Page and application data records
● ● ●
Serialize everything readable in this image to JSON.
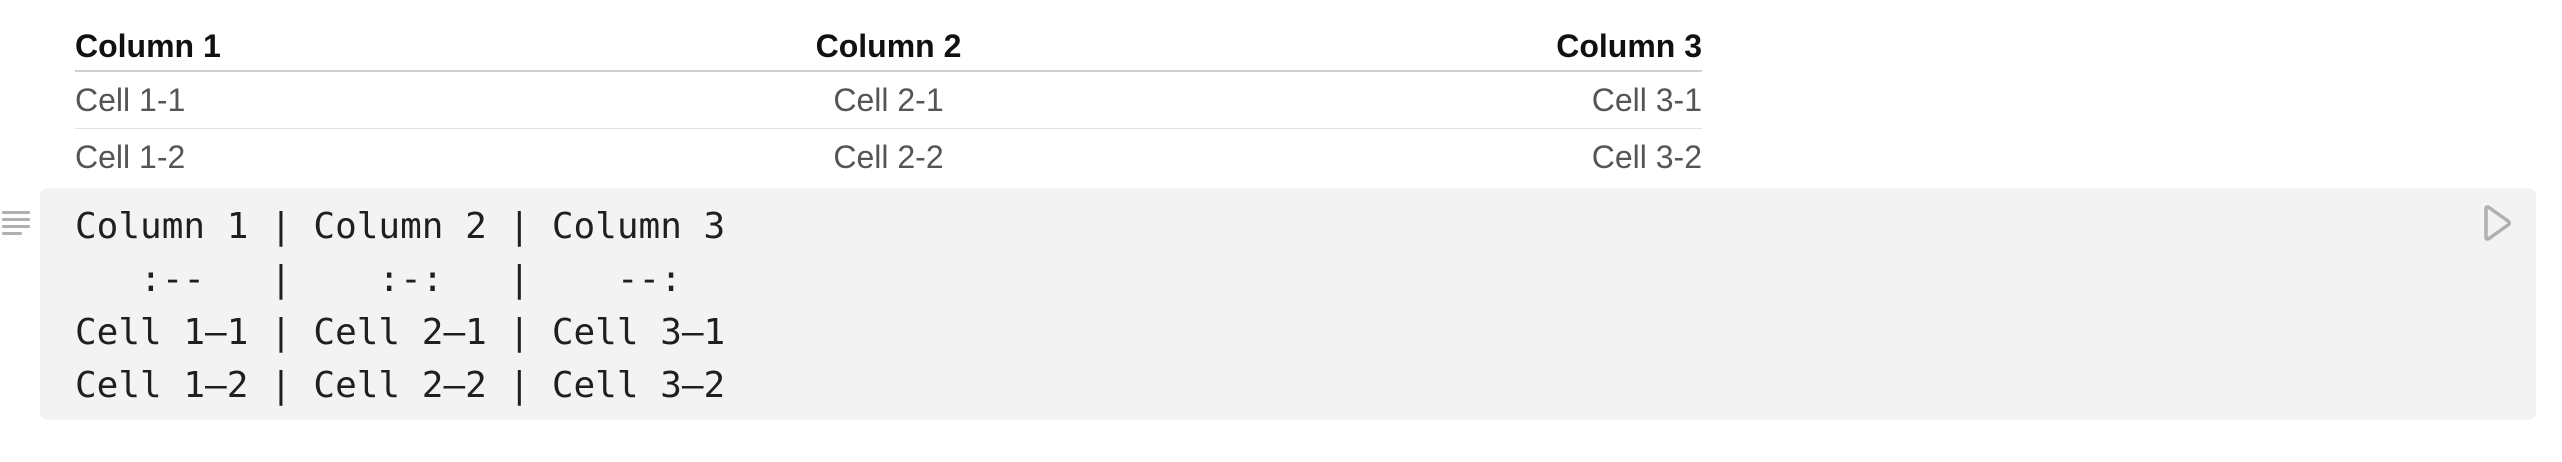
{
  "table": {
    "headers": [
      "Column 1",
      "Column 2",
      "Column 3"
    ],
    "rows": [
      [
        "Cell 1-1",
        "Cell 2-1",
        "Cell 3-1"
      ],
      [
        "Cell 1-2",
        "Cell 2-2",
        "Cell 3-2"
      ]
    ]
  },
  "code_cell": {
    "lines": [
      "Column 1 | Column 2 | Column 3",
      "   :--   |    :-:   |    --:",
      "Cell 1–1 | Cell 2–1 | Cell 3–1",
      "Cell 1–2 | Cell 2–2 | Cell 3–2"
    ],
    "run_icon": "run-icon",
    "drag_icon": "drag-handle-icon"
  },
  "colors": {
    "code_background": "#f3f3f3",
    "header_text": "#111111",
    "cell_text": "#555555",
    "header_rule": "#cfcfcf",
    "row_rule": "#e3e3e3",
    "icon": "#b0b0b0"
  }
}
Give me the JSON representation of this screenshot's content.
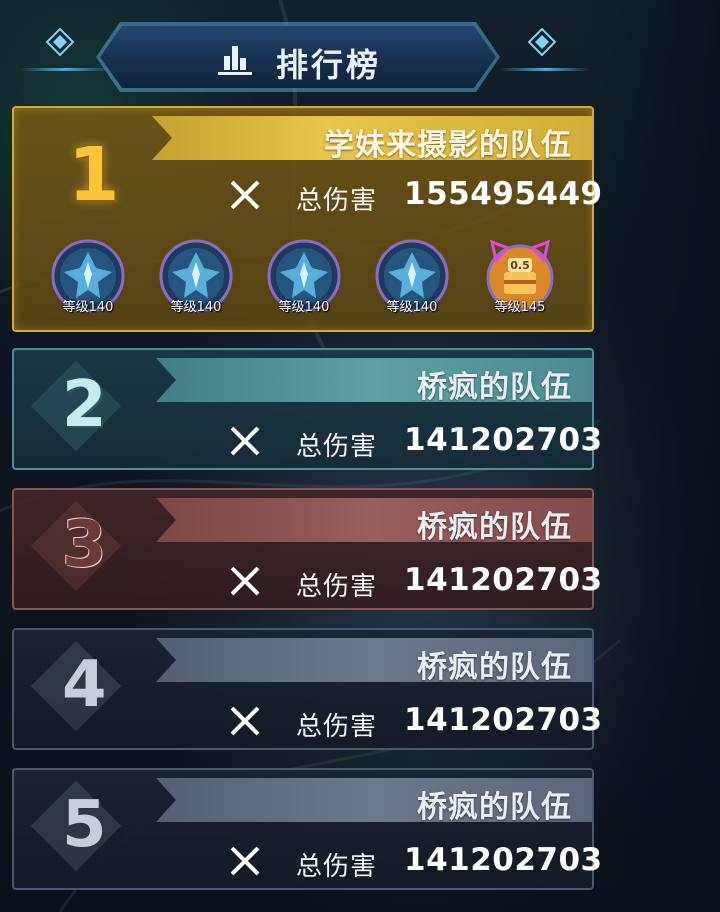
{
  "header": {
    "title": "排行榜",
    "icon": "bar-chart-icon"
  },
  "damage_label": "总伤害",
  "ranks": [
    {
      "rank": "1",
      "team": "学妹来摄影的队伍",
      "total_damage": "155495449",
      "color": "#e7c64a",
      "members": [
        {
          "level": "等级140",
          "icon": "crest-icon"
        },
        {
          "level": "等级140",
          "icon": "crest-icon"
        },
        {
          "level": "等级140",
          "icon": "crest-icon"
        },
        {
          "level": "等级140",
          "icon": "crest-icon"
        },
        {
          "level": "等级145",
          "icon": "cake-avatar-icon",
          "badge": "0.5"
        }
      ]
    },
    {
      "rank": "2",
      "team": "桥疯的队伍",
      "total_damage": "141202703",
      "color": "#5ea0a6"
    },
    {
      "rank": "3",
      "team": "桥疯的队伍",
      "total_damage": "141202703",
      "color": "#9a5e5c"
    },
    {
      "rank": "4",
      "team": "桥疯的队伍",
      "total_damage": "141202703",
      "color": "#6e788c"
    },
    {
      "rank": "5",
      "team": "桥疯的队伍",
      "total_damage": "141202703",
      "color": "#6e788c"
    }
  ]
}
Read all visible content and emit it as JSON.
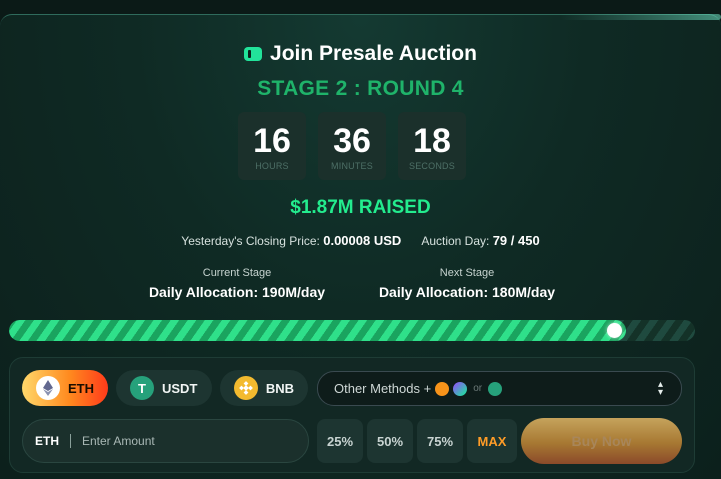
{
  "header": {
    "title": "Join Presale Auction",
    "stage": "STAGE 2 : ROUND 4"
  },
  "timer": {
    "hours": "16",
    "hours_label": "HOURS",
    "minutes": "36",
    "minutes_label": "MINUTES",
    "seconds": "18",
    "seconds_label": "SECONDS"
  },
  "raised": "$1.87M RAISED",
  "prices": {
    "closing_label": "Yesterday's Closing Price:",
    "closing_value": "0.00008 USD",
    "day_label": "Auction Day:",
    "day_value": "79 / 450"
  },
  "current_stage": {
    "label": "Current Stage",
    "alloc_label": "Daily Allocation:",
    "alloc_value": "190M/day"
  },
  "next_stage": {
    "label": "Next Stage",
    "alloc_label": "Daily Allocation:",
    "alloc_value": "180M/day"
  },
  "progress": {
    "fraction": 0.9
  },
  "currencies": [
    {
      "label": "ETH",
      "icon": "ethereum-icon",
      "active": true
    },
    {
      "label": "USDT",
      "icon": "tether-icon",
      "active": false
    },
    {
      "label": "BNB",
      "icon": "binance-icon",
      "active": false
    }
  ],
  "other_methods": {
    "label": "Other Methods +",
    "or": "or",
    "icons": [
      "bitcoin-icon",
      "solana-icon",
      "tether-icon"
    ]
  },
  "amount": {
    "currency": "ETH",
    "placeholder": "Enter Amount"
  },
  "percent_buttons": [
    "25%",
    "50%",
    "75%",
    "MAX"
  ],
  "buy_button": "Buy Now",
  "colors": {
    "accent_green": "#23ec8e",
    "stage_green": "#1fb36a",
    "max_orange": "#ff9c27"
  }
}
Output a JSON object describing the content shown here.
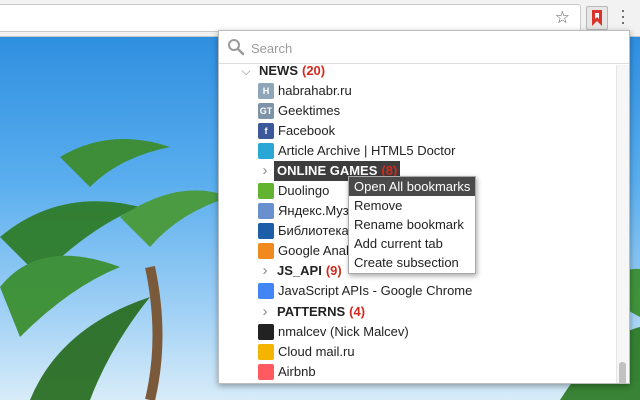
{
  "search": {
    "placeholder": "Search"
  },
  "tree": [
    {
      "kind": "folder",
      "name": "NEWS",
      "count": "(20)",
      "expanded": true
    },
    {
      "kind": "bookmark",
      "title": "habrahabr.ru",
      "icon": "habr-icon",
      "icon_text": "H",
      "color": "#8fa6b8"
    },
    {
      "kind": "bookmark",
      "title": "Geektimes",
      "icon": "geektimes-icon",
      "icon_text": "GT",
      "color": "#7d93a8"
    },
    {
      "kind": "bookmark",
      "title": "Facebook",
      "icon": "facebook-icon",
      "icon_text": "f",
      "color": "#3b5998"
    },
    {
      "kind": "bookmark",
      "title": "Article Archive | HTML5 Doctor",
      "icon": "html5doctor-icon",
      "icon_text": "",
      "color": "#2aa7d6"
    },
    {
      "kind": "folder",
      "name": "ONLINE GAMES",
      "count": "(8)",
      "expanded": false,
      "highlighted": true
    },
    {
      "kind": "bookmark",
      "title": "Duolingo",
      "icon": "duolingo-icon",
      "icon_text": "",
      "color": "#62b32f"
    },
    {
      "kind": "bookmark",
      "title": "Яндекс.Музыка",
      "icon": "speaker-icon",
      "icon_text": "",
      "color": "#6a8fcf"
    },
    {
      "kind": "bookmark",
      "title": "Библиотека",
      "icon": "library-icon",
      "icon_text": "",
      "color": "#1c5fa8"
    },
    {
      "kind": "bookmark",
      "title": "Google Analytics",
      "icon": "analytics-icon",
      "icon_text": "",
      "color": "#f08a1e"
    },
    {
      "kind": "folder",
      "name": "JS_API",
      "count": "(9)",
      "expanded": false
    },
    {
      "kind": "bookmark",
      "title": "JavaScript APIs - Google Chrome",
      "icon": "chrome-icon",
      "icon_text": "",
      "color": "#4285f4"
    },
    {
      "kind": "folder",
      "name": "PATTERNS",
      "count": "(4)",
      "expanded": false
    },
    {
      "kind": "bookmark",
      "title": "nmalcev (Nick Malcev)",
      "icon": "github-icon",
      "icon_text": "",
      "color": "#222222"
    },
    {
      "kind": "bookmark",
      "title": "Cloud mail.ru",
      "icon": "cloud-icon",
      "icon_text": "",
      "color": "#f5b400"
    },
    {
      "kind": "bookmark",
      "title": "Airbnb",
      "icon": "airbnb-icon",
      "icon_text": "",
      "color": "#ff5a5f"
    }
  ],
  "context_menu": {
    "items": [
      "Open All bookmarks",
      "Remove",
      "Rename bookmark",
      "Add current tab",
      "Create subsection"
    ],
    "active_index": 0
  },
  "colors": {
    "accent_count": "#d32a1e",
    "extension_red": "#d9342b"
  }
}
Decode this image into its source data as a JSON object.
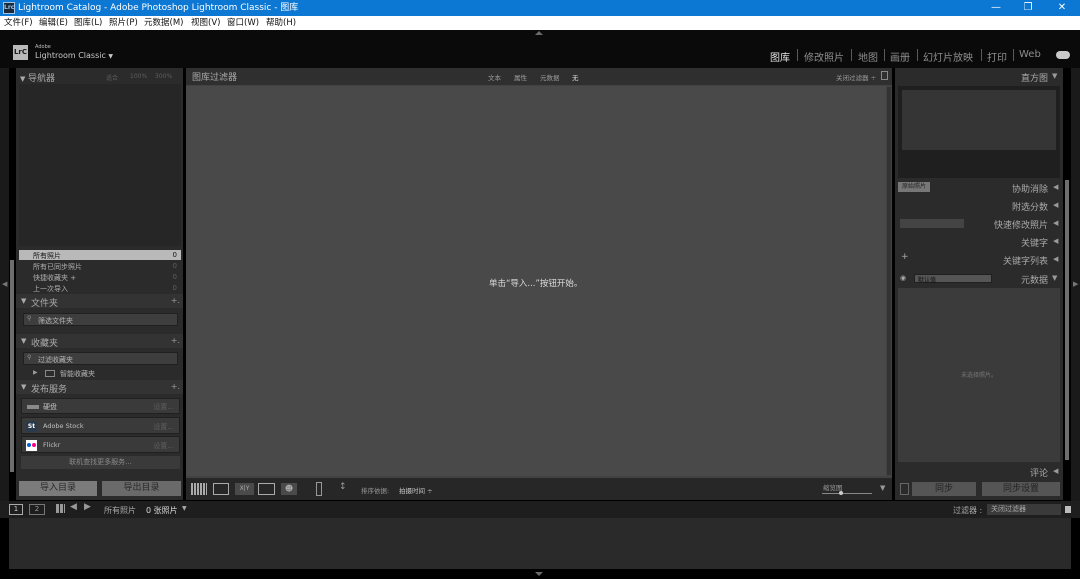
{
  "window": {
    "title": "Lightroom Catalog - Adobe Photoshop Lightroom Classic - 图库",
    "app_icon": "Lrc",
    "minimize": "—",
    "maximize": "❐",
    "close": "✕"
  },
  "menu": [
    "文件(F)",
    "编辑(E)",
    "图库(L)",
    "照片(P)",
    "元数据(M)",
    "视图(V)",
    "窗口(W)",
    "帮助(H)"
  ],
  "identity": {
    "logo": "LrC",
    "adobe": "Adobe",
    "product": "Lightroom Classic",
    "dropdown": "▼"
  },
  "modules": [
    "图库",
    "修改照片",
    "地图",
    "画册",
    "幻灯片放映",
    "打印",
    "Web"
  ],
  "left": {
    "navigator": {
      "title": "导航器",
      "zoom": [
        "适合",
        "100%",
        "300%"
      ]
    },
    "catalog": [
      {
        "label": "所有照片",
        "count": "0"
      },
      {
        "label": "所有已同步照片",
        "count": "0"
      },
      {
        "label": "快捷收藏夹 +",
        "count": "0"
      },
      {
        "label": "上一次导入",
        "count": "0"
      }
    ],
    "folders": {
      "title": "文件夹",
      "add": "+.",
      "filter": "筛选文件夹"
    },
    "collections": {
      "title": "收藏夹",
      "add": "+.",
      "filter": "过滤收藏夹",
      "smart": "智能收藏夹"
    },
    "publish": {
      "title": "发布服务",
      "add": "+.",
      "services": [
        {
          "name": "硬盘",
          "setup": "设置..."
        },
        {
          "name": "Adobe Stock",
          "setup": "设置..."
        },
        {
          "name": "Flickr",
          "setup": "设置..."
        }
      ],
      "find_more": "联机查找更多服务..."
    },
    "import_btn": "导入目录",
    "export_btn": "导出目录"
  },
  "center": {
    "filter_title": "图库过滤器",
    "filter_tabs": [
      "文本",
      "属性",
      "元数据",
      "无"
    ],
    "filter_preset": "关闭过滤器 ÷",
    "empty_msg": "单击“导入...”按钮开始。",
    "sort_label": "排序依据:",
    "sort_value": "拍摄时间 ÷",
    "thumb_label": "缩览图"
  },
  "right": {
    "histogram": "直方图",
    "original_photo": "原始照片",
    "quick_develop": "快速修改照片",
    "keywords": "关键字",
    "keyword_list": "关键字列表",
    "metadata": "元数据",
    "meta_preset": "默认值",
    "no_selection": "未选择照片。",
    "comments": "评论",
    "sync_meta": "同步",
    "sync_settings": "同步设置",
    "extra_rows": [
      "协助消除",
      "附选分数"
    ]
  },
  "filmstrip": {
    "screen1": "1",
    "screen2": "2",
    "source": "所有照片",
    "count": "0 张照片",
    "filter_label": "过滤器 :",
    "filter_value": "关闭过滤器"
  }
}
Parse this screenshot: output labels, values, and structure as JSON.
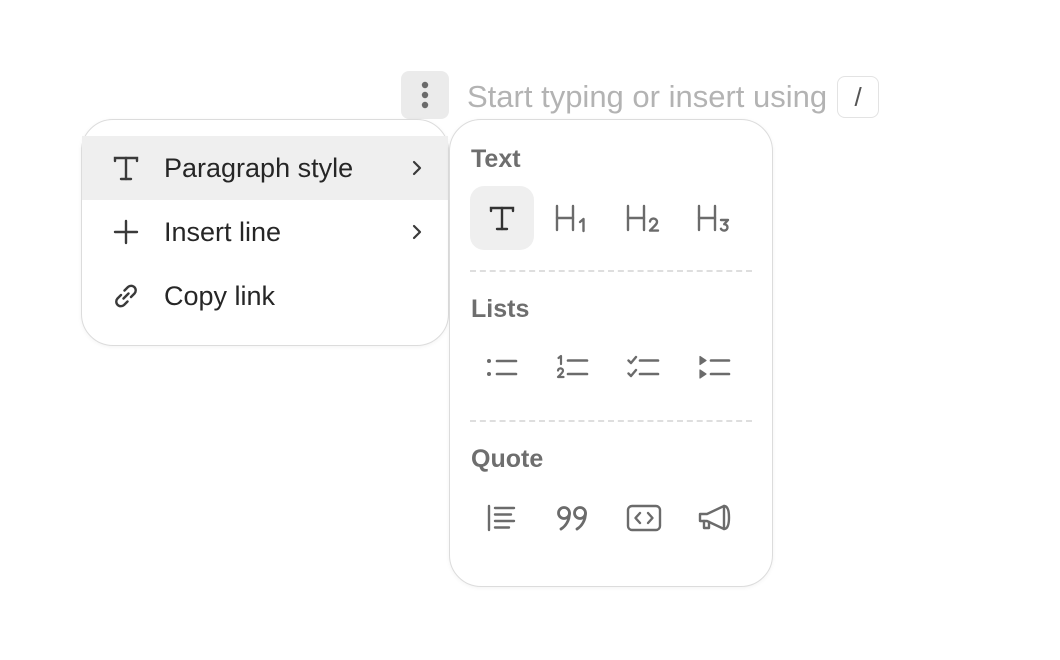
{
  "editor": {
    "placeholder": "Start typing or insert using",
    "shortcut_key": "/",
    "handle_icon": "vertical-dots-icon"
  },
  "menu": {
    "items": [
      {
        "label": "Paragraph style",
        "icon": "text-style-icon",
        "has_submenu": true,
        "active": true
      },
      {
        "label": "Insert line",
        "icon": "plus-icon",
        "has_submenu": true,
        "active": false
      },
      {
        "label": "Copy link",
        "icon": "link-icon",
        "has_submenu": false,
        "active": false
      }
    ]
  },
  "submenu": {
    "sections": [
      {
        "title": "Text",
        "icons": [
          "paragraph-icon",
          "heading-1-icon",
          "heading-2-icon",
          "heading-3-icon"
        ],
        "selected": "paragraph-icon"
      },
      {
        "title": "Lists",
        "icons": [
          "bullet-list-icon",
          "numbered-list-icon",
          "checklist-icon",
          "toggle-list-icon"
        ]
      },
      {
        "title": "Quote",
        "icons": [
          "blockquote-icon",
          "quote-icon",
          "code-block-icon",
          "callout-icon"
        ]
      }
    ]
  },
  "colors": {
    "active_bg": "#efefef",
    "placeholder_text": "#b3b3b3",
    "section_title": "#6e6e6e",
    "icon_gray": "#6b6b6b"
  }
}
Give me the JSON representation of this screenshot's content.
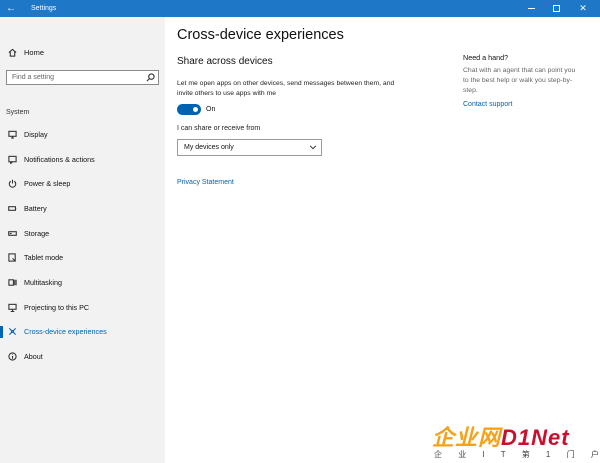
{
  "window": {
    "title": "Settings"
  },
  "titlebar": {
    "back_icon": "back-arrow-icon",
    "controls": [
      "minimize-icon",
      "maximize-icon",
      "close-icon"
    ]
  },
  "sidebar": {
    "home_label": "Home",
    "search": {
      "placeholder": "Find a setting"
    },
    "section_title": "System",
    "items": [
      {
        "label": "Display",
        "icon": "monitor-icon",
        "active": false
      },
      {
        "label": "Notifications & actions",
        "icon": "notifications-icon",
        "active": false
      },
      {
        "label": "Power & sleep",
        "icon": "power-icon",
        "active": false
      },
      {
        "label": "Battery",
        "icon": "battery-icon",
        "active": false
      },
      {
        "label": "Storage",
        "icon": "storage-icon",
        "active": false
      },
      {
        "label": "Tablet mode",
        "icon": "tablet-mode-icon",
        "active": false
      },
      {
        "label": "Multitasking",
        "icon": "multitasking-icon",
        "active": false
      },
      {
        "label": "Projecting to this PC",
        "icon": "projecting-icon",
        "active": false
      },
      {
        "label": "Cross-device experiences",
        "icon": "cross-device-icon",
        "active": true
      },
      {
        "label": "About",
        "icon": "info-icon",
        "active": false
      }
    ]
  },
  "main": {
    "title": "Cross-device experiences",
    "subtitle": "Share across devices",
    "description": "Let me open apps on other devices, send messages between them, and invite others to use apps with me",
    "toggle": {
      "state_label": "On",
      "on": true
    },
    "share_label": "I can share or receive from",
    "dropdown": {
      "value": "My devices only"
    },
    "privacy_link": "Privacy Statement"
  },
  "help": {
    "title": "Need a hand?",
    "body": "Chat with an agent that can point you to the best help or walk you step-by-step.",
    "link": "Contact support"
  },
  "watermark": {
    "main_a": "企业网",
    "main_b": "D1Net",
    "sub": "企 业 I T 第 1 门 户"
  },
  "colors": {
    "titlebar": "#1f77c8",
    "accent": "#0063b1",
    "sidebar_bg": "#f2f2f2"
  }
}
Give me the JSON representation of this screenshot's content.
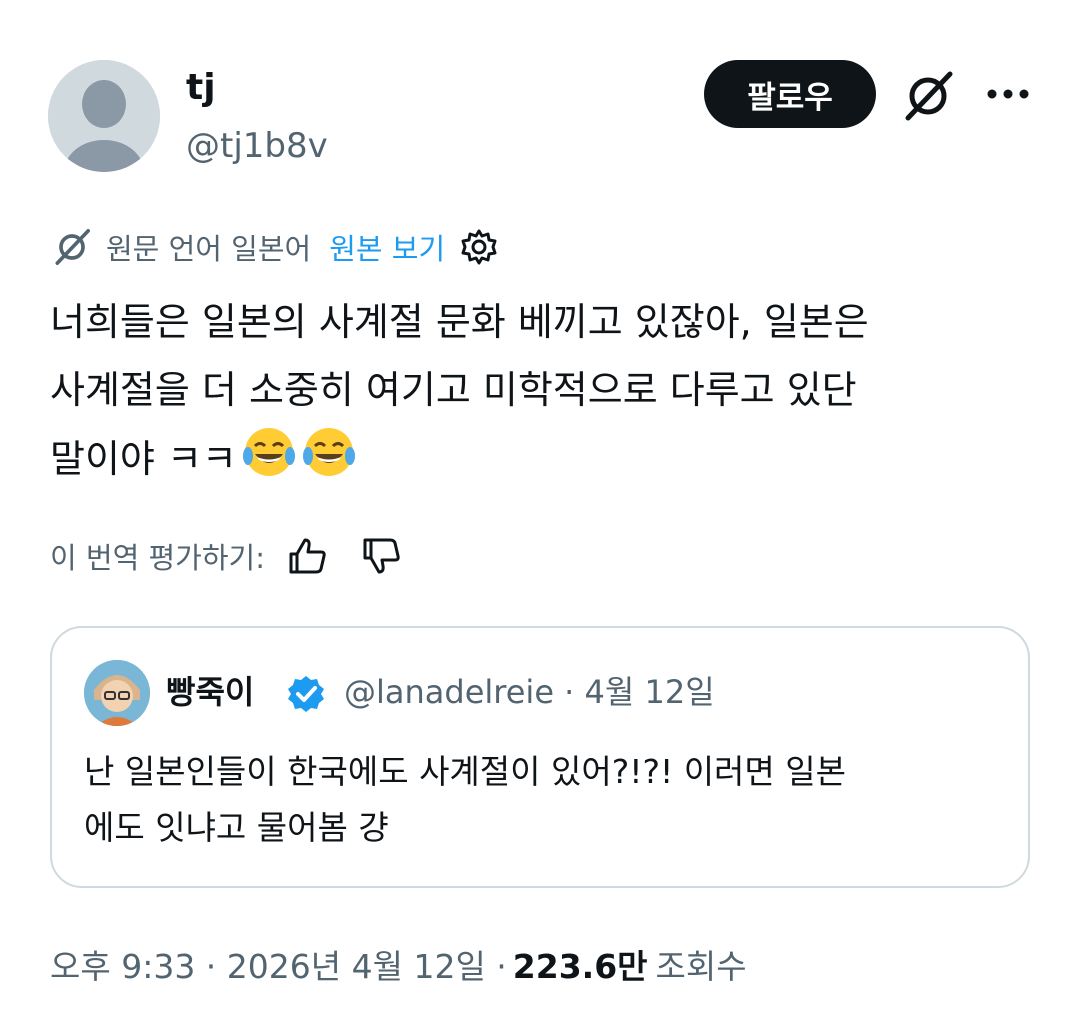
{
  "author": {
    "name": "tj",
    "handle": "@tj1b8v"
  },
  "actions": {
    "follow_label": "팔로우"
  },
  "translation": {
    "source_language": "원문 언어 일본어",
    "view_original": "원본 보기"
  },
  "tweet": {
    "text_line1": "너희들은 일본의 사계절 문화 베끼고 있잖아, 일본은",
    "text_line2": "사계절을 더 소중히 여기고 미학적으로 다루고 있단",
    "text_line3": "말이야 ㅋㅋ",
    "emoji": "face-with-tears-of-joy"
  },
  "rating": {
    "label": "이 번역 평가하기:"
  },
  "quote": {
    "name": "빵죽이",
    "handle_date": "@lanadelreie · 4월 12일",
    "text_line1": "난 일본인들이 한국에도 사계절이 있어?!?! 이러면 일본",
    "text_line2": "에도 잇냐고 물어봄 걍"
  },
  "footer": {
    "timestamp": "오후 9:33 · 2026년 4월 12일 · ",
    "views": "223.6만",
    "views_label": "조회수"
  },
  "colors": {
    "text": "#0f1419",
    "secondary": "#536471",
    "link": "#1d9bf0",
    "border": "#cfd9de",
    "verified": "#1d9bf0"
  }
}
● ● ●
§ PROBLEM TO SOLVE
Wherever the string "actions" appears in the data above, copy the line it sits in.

§ ANSWER BOX
        "label": "Notifications & actions",
  "actions": {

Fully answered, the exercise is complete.